## [EXERCISE]
Retype the data below verbatim; pictures do not belong in the copy.

(Collected data)
◇ ◇ ◇
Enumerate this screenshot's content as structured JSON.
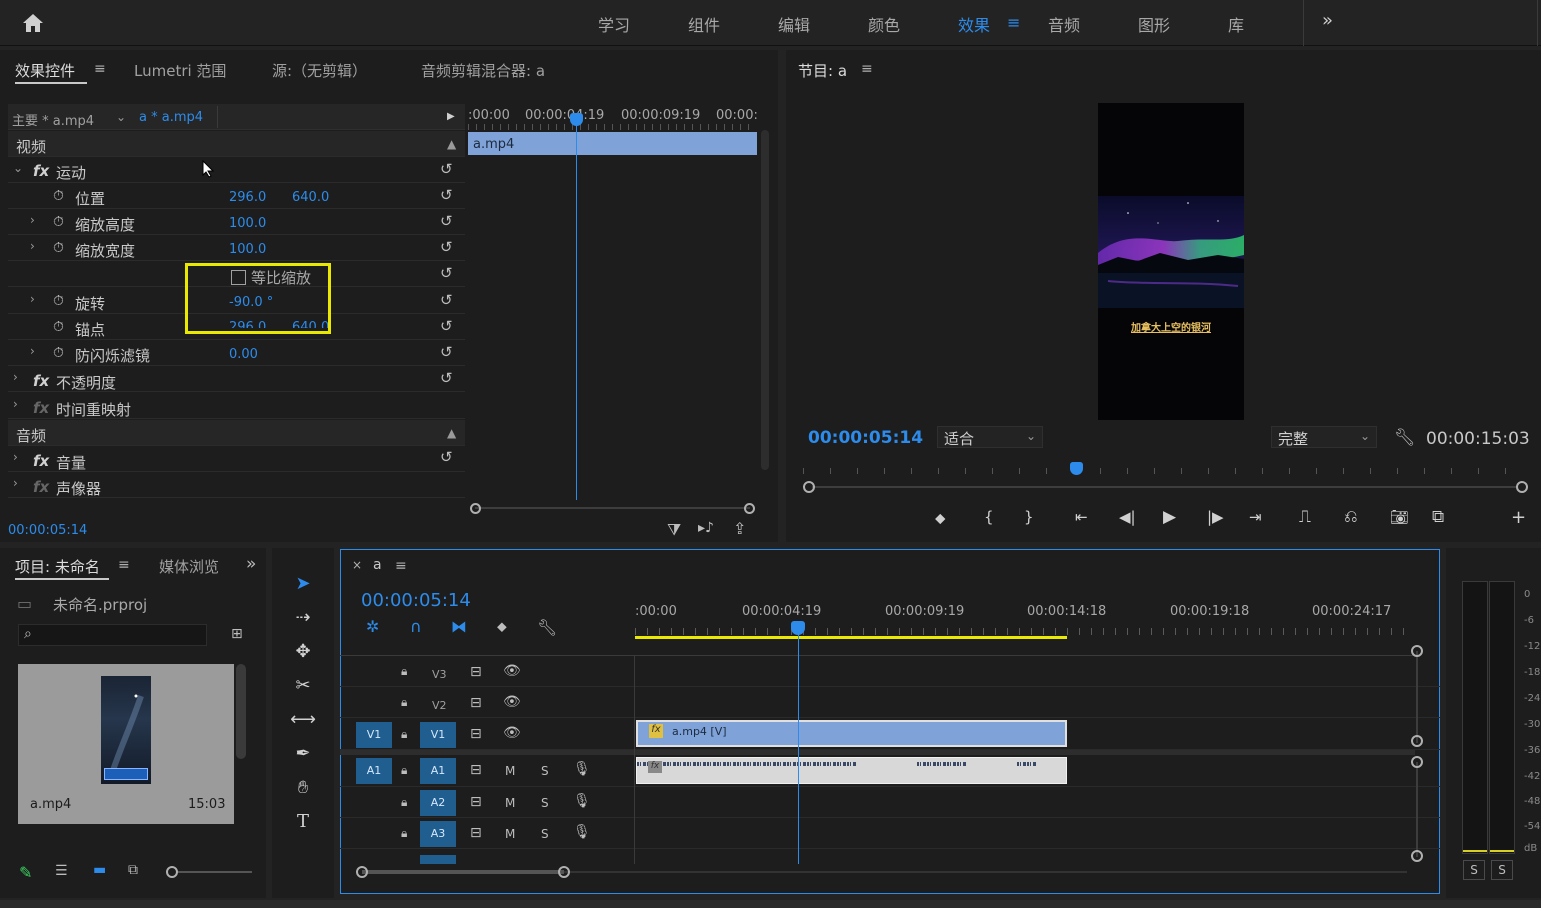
{
  "workspaces": [
    "学习",
    "组件",
    "编辑",
    "颜色",
    "效果",
    "音频",
    "图形",
    "库"
  ],
  "active_workspace": "效果",
  "ec": {
    "tabs": [
      "效果控件",
      "Lumetri 范围",
      "源:（无剪辑）",
      "音频剪辑混合器: a"
    ],
    "master_label": "主要 * a.mp4",
    "clip_label": "a * a.mp4",
    "mini_ruler": [
      ":00:00",
      "00:00:04:19",
      "00:00:09:19",
      "00:00:"
    ],
    "mini_clip": "a.mp4",
    "section_video": "视频",
    "motion": "运动",
    "position": {
      "label": "位置",
      "x": "296.0",
      "y": "640.0"
    },
    "scale_h": {
      "label": "缩放高度",
      "value": "100.0"
    },
    "scale_w": {
      "label": "缩放宽度",
      "value": "100.0"
    },
    "uniform": "等比缩放",
    "rotation": {
      "label": "旋转",
      "value": "-90.0 °"
    },
    "anchor": {
      "label": "锚点",
      "x": "296.0",
      "y": "640.0"
    },
    "flicker": {
      "label": "防闪烁滤镜",
      "value": "0.00"
    },
    "opacity": "不透明度",
    "time_remap": "时间重映射",
    "section_audio": "音频",
    "volume": "音量",
    "panner": "声像器",
    "timecode": "00:00:05:14"
  },
  "program": {
    "title": "节目: a",
    "caption": "加拿大上空的银河",
    "timecode": "00:00:05:14",
    "fit": "适合",
    "quality": "完整",
    "duration": "00:00:15:03"
  },
  "project": {
    "tabs": [
      "项目: 未命名",
      "媒体浏览"
    ],
    "file": "未命名.prproj",
    "clip_name": "a.mp4",
    "clip_duration": "15:03"
  },
  "timeline": {
    "seq_tab": "a",
    "timecode": "00:00:05:14",
    "ruler": [
      ":00:00",
      "00:00:04:19",
      "00:00:09:19",
      "00:00:14:18",
      "00:00:19:18",
      "00:00:24:17"
    ],
    "video_tracks": [
      {
        "src": "",
        "name": "V3"
      },
      {
        "src": "",
        "name": "V2"
      },
      {
        "src": "V1",
        "name": "V1"
      }
    ],
    "audio_tracks": [
      {
        "src": "A1",
        "name": "A1"
      },
      {
        "src": "",
        "name": "A2"
      },
      {
        "src": "",
        "name": "A3"
      }
    ],
    "clip_v": "a.mp4 [V]",
    "m": "M",
    "s": "S"
  },
  "meter": {
    "scale": [
      "0",
      "-6",
      "-12",
      "-18",
      "-24",
      "-30",
      "-36",
      "-42",
      "-48",
      "-54",
      "dB"
    ],
    "solo": [
      "S",
      "S"
    ]
  },
  "colors": {
    "accent": "#2d8ceb",
    "highlight": "#e8e800",
    "clip_video": "#7fa3d8"
  }
}
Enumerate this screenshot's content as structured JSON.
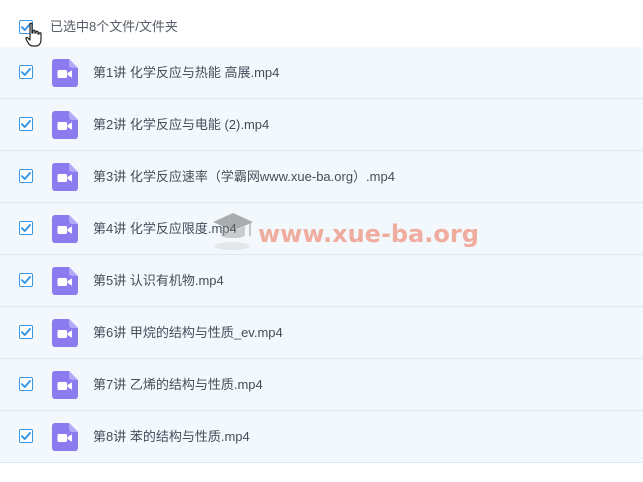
{
  "header": {
    "selection_label": "已选中8个文件/文件夹",
    "select_all_checked": true
  },
  "files": [
    {
      "name": "第1讲 化学反应与热能 高展.mp4",
      "checked": true,
      "icon": "video-file-icon"
    },
    {
      "name": "第2讲 化学反应与电能 (2).mp4",
      "checked": true,
      "icon": "video-file-icon"
    },
    {
      "name": "第3讲 化学反应速率（学霸网www.xue-ba.org）.mp4",
      "checked": true,
      "icon": "video-file-icon"
    },
    {
      "name": "第4讲 化学反应限度.mp4",
      "checked": true,
      "icon": "video-file-icon"
    },
    {
      "name": "第5讲 认识有机物.mp4",
      "checked": true,
      "icon": "video-file-icon"
    },
    {
      "name": "第6讲 甲烷的结构与性质_ev.mp4",
      "checked": true,
      "icon": "video-file-icon"
    },
    {
      "name": "第7讲 乙烯的结构与性质.mp4",
      "checked": true,
      "icon": "video-file-icon"
    },
    {
      "name": "第8讲 苯的结构与性质.mp4",
      "checked": true,
      "icon": "video-file-icon"
    }
  ],
  "watermark": {
    "text": "www.xue-ba.org",
    "icon": "graduation-cap-icon"
  },
  "colors": {
    "accent": "#3a97e8",
    "video_icon": "#8c7cf0",
    "row_background": "#f3f8fd",
    "watermark": "#ed6e50"
  }
}
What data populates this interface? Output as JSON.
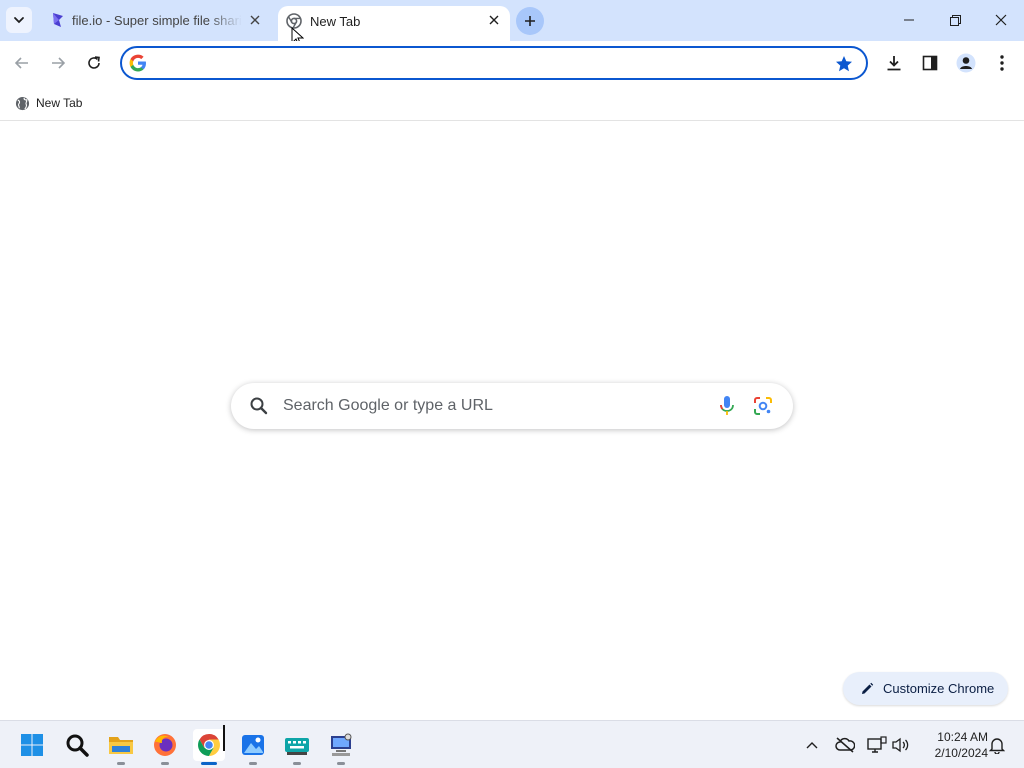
{
  "browser": {
    "tabs": [
      {
        "title": "file.io - Super simple file sharing",
        "active": false,
        "favicon": "fileio-icon"
      },
      {
        "title": "New Tab",
        "active": true,
        "favicon": "chrome-icon"
      }
    ],
    "omnibox": {
      "value": "",
      "placeholder": ""
    },
    "bookmarks": [
      {
        "label": "New Tab",
        "icon": "globe-icon"
      }
    ]
  },
  "newtab": {
    "search_placeholder": "Search Google or type a URL",
    "customize_label": "Customize Chrome"
  },
  "taskbar": {
    "apps": [
      "start",
      "search",
      "file-explorer",
      "firefox",
      "chrome",
      "photos",
      "keyboard-app",
      "network-app"
    ],
    "active_app": "chrome",
    "time": "10:24 AM",
    "date": "2/10/2024"
  },
  "colors": {
    "tabstrip": "#d3e3fd",
    "accent": "#0b57d0",
    "taskbar": "#eef1f8"
  }
}
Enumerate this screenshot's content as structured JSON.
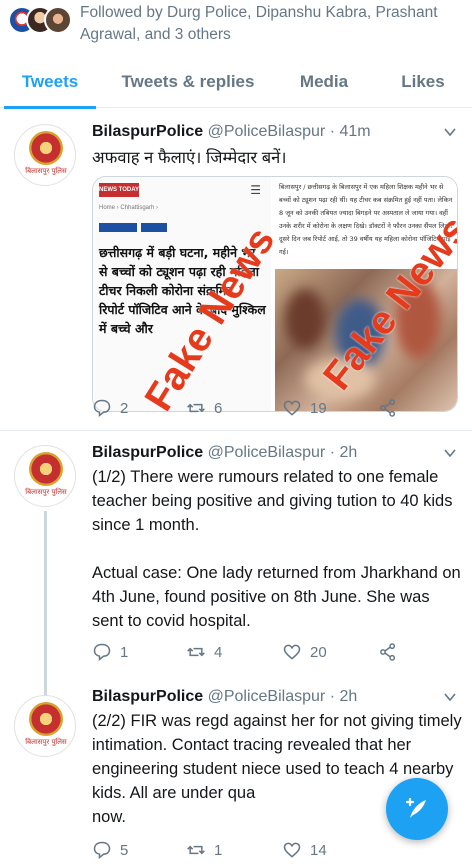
{
  "followed": {
    "text": "Followed by Durg Police, Dipanshu Kabra, Prashant Agrawal, and 3 others"
  },
  "tabs": [
    {
      "label": "Tweets",
      "active": true
    },
    {
      "label": "Tweets & replies",
      "active": false
    },
    {
      "label": "Media",
      "active": false
    },
    {
      "label": "Likes",
      "active": false
    }
  ],
  "tweets": [
    {
      "name": "BilaspurPolice",
      "handle": "@PoliceBilaspur",
      "time": "· 41m",
      "text": "अफवाह न फैलाएं। जिम्मेदार बनें।",
      "replies": "2",
      "retweets": "6",
      "likes": "19",
      "media": {
        "left_brand": "NEWS TODAY",
        "left_crumb": "Home › Chhattisgarh ›",
        "left_headline": "छत्तीसगढ़ में बड़ी घटना, महीने भर से बच्चों को ट्यूशन पढ़ा रही महिला टीचर निकली कोरोना संक्रमित, रिपोर्ट पॉजिटिव आने के बाद मुश्किल में बच्चे और",
        "right_text": "बिलासपुर / छत्तीसगढ़ के बिलासपुर में एक महिला शिक्षक महीने भर से बच्चों को ट्यूशन पढ़ा रही थीं। यह टीचर कब संक्रमित हुई नहीं पता। लेकिन 8 जून को उनकी तबियत ज्यादा बिगड़ने पर अस्पताल ले जाया गया। वहीं उनके शरीर में कोरोना के लक्षण दिखे। डॉक्टरों ने फौरन उनका सैंपल लिया। दूसरे दिन जब रिपोर्ट आई, तो 39 वर्षीय यह महिला कोरोना पॉजिटिव पाई गई।",
        "watermark_left": "Fake News",
        "watermark_right": "Fake News"
      }
    },
    {
      "name": "BilaspurPolice",
      "handle": "@PoliceBilaspur",
      "time": "· 2h",
      "text": "(1/2) There were rumours related to one female teacher being positive and giving tution to 40 kids since 1 month.\n\nActual case: One lady returned from Jharkhand on 4th June, found positive on 8th June. She was sent to covid hospital.",
      "replies": "1",
      "retweets": "4",
      "likes": "20"
    },
    {
      "name": "BilaspurPolice",
      "handle": "@PoliceBilaspur",
      "time": "· 2h",
      "text": "(2/2) FIR was regd against her for not giving timely intimation. Contact tracing revealed that her engineering student niece used to teach 4 nearby kids. All are under qua\nnow.",
      "replies": "5",
      "retweets": "1",
      "likes": "14"
    }
  ],
  "avatar_label": "बिलासपुर पुलिस",
  "colors": {
    "accent": "#1da1f2",
    "muted": "#657786",
    "watermark": "#e63a1c"
  }
}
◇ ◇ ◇
## [RESPONSE TO THIS TASK]
Enumerate this screenshot's content as structured JSON.
{
  "workspaces": [
    "学习",
    "组件",
    "编辑",
    "颜色",
    "效果",
    "音频",
    "图形",
    "库"
  ],
  "active_workspace": "效果",
  "ec": {
    "tabs": [
      "效果控件",
      "Lumetri 范围",
      "源:（无剪辑）",
      "音频剪辑混合器: a"
    ],
    "master_label": "主要 * a.mp4",
    "clip_label": "a * a.mp4",
    "mini_ruler": [
      ":00:00",
      "00:00:04:19",
      "00:00:09:19",
      "00:00:"
    ],
    "mini_clip": "a.mp4",
    "section_video": "视频",
    "motion": "运动",
    "position": {
      "label": "位置",
      "x": "296.0",
      "y": "640.0"
    },
    "scale_h": {
      "label": "缩放高度",
      "value": "100.0"
    },
    "scale_w": {
      "label": "缩放宽度",
      "value": "100.0"
    },
    "uniform": "等比缩放",
    "rotation": {
      "label": "旋转",
      "value": "-90.0 °"
    },
    "anchor": {
      "label": "锚点",
      "x": "296.0",
      "y": "640.0"
    },
    "flicker": {
      "label": "防闪烁滤镜",
      "value": "0.00"
    },
    "opacity": "不透明度",
    "time_remap": "时间重映射",
    "section_audio": "音频",
    "volume": "音量",
    "panner": "声像器",
    "timecode": "00:00:05:14"
  },
  "program": {
    "title": "节目: a",
    "caption": "加拿大上空的银河",
    "timecode": "00:00:05:14",
    "fit": "适合",
    "quality": "完整",
    "duration": "00:00:15:03"
  },
  "project": {
    "tabs": [
      "项目: 未命名",
      "媒体浏览"
    ],
    "file": "未命名.prproj",
    "clip_name": "a.mp4",
    "clip_duration": "15:03"
  },
  "timeline": {
    "seq_tab": "a",
    "timecode": "00:00:05:14",
    "ruler": [
      ":00:00",
      "00:00:04:19",
      "00:00:09:19",
      "00:00:14:18",
      "00:00:19:18",
      "00:00:24:17"
    ],
    "video_tracks": [
      {
        "src": "",
        "name": "V3"
      },
      {
        "src": "",
        "name": "V2"
      },
      {
        "src": "V1",
        "name": "V1"
      }
    ],
    "audio_tracks": [
      {
        "src": "A1",
        "name": "A1"
      },
      {
        "src": "",
        "name": "A2"
      },
      {
        "src": "",
        "name": "A3"
      }
    ],
    "clip_v": "a.mp4 [V]",
    "m": "M",
    "s": "S"
  },
  "meter": {
    "scale": [
      "0",
      "-6",
      "-12",
      "-18",
      "-24",
      "-30",
      "-36",
      "-42",
      "-48",
      "-54",
      "dB"
    ],
    "solo": [
      "S",
      "S"
    ]
  },
  "colors": {
    "accent": "#2d8ceb",
    "highlight": "#e8e800",
    "clip_video": "#7fa3d8"
  }
}
Enumerate this screenshot's content as structured JSON.
{
  "header": {
    "selection_label": "已选中8个文件/文件夹",
    "select_all_checked": true
  },
  "files": [
    {
      "name": "第1讲 化学反应与热能 高展.mp4",
      "checked": true,
      "icon": "video-file-icon"
    },
    {
      "name": "第2讲 化学反应与电能 (2).mp4",
      "checked": true,
      "icon": "video-file-icon"
    },
    {
      "name": "第3讲 化学反应速率（学霸网www.xue-ba.org）.mp4",
      "checked": true,
      "icon": "video-file-icon"
    },
    {
      "name": "第4讲 化学反应限度.mp4",
      "checked": true,
      "icon": "video-file-icon"
    },
    {
      "name": "第5讲 认识有机物.mp4",
      "checked": true,
      "icon": "video-file-icon"
    },
    {
      "name": "第6讲 甲烷的结构与性质_ev.mp4",
      "checked": true,
      "icon": "video-file-icon"
    },
    {
      "name": "第7讲 乙烯的结构与性质.mp4",
      "checked": true,
      "icon": "video-file-icon"
    },
    {
      "name": "第8讲 苯的结构与性质.mp4",
      "checked": true,
      "icon": "video-file-icon"
    }
  ],
  "watermark": {
    "text": "www.xue-ba.org",
    "icon": "graduation-cap-icon"
  },
  "colors": {
    "accent": "#3a97e8",
    "video_icon": "#8c7cf0",
    "row_background": "#f3f8fd",
    "watermark": "#ed6e50"
  }
}
What data populates this interface? Output as JSON.
{
  "browser": {
    "tabs": [
      {
        "title": "file.io - Super simple file sharing",
        "active": false,
        "favicon": "fileio-icon"
      },
      {
        "title": "New Tab",
        "active": true,
        "favicon": "chrome-icon"
      }
    ],
    "omnibox": {
      "value": "",
      "placeholder": ""
    },
    "bookmarks": [
      {
        "label": "New Tab",
        "icon": "globe-icon"
      }
    ]
  },
  "newtab": {
    "search_placeholder": "Search Google or type a URL",
    "customize_label": "Customize Chrome"
  },
  "taskbar": {
    "apps": [
      "start",
      "search",
      "file-explorer",
      "firefox",
      "chrome",
      "photos",
      "keyboard-app",
      "network-app"
    ],
    "active_app": "chrome",
    "time": "10:24 AM",
    "date": "2/10/2024"
  },
  "colors": {
    "tabstrip": "#d3e3fd",
    "accent": "#0b57d0",
    "taskbar": "#eef1f8"
  }
}
Enumerate this screenshot's content as structured JSON.
{
  "followed": {
    "text": "Followed by Durg Police, Dipanshu Kabra, Prashant Agrawal, and 3 others"
  },
  "tabs": [
    {
      "label": "Tweets",
      "active": true
    },
    {
      "label": "Tweets & replies",
      "active": false
    },
    {
      "label": "Media",
      "active": false
    },
    {
      "label": "Likes",
      "active": false
    }
  ],
  "tweets": [
    {
      "name": "BilaspurPolice",
      "handle": "@PoliceBilaspur",
      "time": "· 41m",
      "text": "अफवाह न फैलाएं। जिम्मेदार बनें।",
      "replies": "2",
      "retweets": "6",
      "likes": "19",
      "media": {
        "left_brand": "NEWS TODAY",
        "left_crumb": "Home › Chhattisgarh ›",
        "left_headline": "छत्तीसगढ़ में बड़ी घटना, महीने भर से बच्चों को ट्यूशन पढ़ा रही महिला टीचर निकली कोरोना संक्रमित, रिपोर्ट पॉजिटिव आने के बाद मुश्किल में बच्चे और",
        "right_text": "बिलासपुर / छत्तीसगढ़ के बिलासपुर में एक महिला शिक्षक महीने भर से बच्चों को ट्यूशन पढ़ा रही थीं। यह टीचर कब संक्रमित हुई नहीं पता। लेकिन 8 जून को उनकी तबियत ज्यादा बिगड़ने पर अस्पताल ले जाया गया। वहीं उनके शरीर में कोरोना के लक्षण दिखे। डॉक्टरों ने फौरन उनका सैंपल लिया। दूसरे दिन जब रिपोर्ट आई, तो 39 वर्षीय यह महिला कोरोना पॉजिटिव पाई गई।",
        "watermark_left": "Fake News",
        "watermark_right": "Fake News"
      }
    },
    {
      "name": "BilaspurPolice",
      "handle": "@PoliceBilaspur",
      "time": "· 2h",
      "text": "(1/2) There were rumours related to one female teacher being positive and giving tution to 40 kids since 1 month.\n\nActual case: One lady returned from Jharkhand on 4th June, found positive on 8th June. She was sent to covid hospital.",
      "replies": "1",
      "retweets": "4",
      "likes": "20"
    },
    {
      "name": "BilaspurPolice",
      "handle": "@PoliceBilaspur",
      "time": "· 2h",
      "text": "(2/2) FIR was regd against her for not giving timely intimation. Contact tracing revealed that her engineering student niece used to teach 4 nearby kids. All are under qua\nnow.",
      "replies": "5",
      "retweets": "1",
      "likes": "14"
    }
  ],
  "avatar_label": "बिलासपुर पुलिस",
  "colors": {
    "accent": "#1da1f2",
    "muted": "#657786",
    "watermark": "#e63a1c"
  }
}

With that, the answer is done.